* _Task prompt_
Among the entries that follow, how many lines contain the word "JSON"? Give the number alone.

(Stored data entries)
====
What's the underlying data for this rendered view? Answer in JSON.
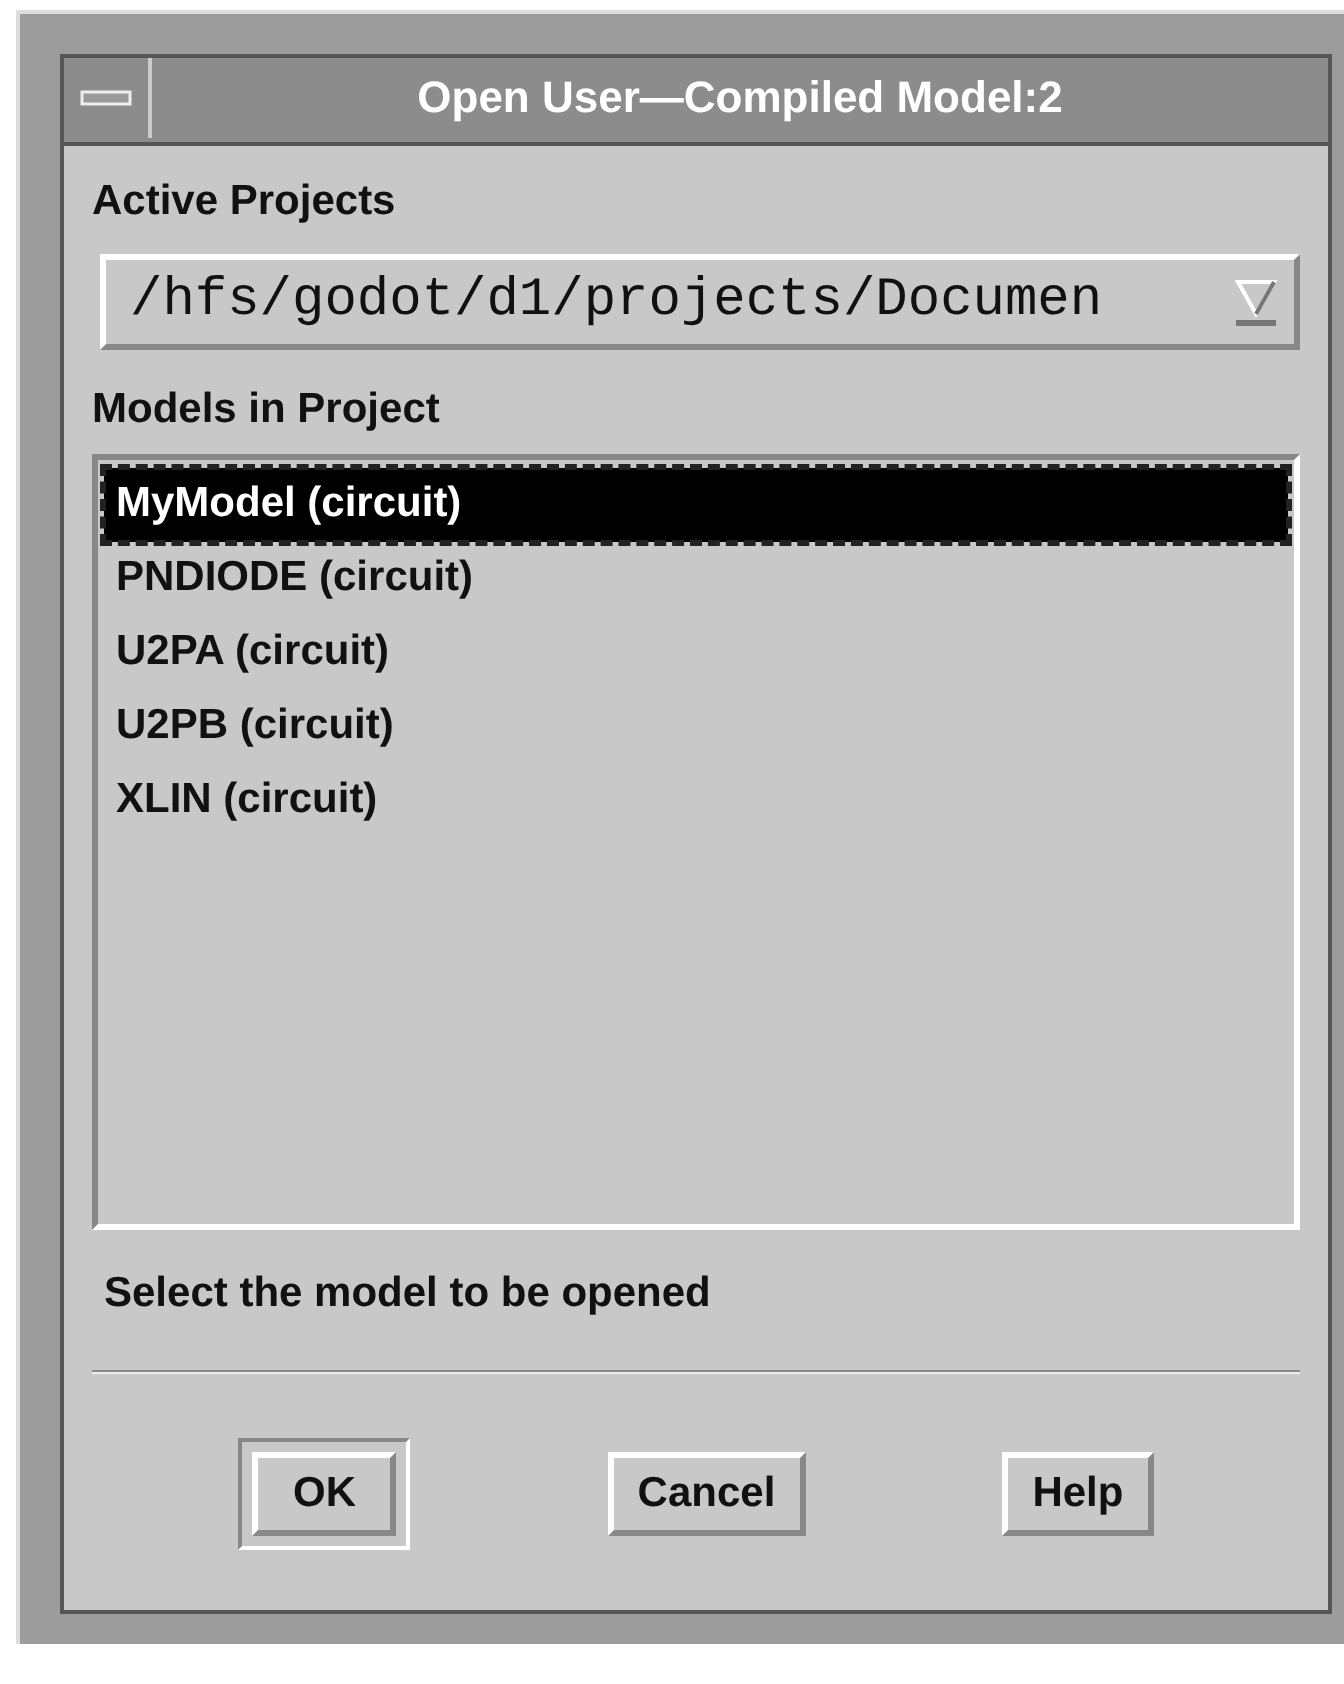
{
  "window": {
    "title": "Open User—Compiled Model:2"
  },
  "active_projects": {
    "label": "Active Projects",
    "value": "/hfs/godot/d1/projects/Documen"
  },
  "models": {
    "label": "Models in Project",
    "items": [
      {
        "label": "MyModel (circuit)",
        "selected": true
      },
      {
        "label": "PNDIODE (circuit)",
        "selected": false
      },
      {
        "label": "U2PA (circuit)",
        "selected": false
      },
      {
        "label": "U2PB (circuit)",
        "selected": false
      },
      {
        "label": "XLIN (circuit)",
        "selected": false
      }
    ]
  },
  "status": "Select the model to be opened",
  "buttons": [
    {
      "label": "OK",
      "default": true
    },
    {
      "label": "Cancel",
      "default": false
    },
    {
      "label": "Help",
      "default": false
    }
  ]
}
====
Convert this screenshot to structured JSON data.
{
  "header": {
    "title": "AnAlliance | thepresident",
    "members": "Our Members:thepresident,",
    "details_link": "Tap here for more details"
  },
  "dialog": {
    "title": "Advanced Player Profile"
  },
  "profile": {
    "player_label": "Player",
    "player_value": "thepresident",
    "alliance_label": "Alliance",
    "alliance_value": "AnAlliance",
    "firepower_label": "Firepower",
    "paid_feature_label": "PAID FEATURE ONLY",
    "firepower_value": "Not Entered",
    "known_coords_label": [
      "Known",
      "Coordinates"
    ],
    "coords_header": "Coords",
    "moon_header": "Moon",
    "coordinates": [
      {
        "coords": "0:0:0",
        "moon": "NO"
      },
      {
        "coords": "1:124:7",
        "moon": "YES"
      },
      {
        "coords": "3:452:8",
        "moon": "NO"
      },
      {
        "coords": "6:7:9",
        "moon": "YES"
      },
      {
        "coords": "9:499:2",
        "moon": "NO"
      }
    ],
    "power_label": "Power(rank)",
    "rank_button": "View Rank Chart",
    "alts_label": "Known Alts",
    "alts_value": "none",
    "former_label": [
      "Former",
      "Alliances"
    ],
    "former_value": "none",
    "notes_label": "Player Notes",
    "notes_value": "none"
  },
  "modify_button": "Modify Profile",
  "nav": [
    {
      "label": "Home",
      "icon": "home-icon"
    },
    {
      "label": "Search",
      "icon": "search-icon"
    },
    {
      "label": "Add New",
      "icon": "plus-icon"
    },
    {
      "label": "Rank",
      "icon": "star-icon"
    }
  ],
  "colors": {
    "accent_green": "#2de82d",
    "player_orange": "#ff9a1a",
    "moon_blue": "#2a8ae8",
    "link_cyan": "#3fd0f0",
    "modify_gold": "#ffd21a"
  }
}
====
* _Task solution_
2